In England, there is another great protector of the historic built environment — the National Trust — but whereas the emphasis of the National Trust’s work is on historic houses and gardens, English Heritage concentrates on more ancient works: pre-historic henges, hill forts, stone circles, Roman archaeological sites, monuments, abbeys, monasteries, priories, fortifications and castles. And this difference in emphasis is clearly reflected by the English Heritage symbol. It suggests the plan of an ancient building with the buttresses shown as square protrusions around the exterior; or the surrounding notches may recall the robust battlements and crenellations of a defensive structure. It is also possible to see four capital letter Es facing right, left, up, and down, to create an enclosure. I am not sure if this last effect is intentional, or a happy accident, but, once you know the Es are there, you cannot ignore them.

When used as a corporate device, the symbol appears in red and when used on traffic signs it is shown in white on a brown ground. It also features on the famous blue plaques that English Heritage applies to buildings with connections to significant persons or events.      

I have long been an admirer of this ubiquitous symbol; it is a fine piece of public information design and it meets the necessary criteria for being an effective icon. It is distinctive, evocative, simple, easy to use, legible, and memorable. I would like to give credit to its creator but I have been unable to discover who designed it.

One of the measures I use when evaluating a symbol is to ask myself if I would like to have been its creator.

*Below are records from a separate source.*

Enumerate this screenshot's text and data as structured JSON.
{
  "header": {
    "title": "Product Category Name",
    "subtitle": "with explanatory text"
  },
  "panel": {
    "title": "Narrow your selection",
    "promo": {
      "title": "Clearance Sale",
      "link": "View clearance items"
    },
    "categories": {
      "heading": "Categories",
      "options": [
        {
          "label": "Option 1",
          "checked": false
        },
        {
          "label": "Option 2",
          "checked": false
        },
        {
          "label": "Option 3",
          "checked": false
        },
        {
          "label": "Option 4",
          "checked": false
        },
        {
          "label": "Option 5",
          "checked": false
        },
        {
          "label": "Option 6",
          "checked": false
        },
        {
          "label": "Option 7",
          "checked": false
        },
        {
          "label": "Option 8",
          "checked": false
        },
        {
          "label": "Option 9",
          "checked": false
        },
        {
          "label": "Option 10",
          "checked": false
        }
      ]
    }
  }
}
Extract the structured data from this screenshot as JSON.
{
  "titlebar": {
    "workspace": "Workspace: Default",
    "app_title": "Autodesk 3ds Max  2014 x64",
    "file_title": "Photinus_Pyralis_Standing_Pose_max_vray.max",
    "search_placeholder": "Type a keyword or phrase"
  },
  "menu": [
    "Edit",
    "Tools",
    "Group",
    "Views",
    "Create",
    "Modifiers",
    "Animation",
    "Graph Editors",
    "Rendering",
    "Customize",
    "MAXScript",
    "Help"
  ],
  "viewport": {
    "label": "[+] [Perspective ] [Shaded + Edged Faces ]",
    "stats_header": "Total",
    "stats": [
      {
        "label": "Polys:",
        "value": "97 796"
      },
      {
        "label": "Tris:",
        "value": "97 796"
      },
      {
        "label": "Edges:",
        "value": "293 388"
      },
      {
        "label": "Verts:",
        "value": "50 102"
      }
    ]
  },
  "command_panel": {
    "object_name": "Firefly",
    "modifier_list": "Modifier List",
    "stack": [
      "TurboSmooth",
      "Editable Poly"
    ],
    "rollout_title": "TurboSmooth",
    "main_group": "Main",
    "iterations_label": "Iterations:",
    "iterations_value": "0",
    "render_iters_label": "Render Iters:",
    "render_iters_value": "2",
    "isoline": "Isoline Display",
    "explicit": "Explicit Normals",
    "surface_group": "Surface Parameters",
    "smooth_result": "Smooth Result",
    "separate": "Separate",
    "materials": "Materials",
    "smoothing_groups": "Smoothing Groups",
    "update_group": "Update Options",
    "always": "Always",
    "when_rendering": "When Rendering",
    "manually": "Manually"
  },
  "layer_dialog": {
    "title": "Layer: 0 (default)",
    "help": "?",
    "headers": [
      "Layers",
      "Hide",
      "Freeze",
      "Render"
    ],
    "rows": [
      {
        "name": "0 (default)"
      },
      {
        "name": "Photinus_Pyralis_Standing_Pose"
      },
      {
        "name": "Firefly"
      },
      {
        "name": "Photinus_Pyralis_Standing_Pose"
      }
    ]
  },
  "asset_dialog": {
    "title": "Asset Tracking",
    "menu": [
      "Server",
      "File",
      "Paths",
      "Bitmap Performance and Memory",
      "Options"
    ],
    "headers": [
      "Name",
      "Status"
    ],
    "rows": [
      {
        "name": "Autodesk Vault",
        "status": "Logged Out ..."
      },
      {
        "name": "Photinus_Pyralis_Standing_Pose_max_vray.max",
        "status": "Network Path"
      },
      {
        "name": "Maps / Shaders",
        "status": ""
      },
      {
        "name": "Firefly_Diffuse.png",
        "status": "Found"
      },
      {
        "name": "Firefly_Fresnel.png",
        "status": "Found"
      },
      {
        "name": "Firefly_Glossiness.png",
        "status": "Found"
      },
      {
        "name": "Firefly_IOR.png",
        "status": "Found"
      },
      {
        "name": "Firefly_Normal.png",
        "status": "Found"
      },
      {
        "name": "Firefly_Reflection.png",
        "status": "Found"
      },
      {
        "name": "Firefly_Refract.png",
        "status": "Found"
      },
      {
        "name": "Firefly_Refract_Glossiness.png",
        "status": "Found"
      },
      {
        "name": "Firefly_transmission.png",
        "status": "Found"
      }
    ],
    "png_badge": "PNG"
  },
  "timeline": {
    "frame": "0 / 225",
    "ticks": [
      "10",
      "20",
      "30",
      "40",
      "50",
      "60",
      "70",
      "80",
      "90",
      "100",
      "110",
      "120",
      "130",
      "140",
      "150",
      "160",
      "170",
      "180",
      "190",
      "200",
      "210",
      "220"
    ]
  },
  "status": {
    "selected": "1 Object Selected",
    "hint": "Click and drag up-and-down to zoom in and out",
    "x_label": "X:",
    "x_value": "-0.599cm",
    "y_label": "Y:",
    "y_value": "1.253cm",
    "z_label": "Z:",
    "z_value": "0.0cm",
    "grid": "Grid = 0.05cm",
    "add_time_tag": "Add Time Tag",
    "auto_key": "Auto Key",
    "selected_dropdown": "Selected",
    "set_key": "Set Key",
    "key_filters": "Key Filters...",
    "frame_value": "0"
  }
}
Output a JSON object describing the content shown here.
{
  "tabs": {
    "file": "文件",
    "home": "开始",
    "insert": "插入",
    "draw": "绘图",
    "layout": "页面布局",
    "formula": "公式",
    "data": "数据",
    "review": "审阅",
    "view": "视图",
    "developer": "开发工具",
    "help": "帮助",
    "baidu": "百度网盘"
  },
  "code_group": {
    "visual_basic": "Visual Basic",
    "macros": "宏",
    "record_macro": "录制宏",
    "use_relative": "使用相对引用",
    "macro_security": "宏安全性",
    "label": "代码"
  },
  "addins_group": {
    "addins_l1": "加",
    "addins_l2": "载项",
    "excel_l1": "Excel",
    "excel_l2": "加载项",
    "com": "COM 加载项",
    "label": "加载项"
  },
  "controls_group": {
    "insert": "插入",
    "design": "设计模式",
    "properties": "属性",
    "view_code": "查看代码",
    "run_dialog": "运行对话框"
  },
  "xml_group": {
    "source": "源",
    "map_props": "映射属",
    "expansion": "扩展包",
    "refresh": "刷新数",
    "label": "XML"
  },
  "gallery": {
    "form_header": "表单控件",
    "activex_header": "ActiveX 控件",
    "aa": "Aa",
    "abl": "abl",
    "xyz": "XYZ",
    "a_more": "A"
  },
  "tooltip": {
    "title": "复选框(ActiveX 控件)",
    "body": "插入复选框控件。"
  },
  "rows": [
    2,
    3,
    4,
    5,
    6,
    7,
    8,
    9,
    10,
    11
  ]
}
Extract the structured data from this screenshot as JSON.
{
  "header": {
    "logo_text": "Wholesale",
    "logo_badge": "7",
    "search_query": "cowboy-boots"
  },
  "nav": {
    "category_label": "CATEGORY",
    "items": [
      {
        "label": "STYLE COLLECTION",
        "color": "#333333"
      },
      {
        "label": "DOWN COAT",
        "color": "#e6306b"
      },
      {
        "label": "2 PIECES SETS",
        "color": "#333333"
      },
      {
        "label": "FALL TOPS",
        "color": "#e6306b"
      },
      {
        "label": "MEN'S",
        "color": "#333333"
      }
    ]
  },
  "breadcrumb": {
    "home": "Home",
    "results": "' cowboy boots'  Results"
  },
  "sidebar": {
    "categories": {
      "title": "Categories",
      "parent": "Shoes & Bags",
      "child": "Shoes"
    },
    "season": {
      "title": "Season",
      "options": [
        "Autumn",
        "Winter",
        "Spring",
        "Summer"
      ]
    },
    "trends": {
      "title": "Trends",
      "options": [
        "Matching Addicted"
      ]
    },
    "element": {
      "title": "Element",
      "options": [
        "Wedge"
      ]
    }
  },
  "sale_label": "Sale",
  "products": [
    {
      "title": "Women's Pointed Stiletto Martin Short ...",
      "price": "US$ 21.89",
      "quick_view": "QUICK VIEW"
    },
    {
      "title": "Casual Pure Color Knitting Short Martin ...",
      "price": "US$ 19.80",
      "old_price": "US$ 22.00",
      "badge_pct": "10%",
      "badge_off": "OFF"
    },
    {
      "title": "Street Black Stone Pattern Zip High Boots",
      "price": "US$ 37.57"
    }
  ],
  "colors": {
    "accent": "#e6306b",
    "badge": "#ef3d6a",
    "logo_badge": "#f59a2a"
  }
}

This is one that I would definitely be proud to have in my own portfolio.

johnlloyd.uk.com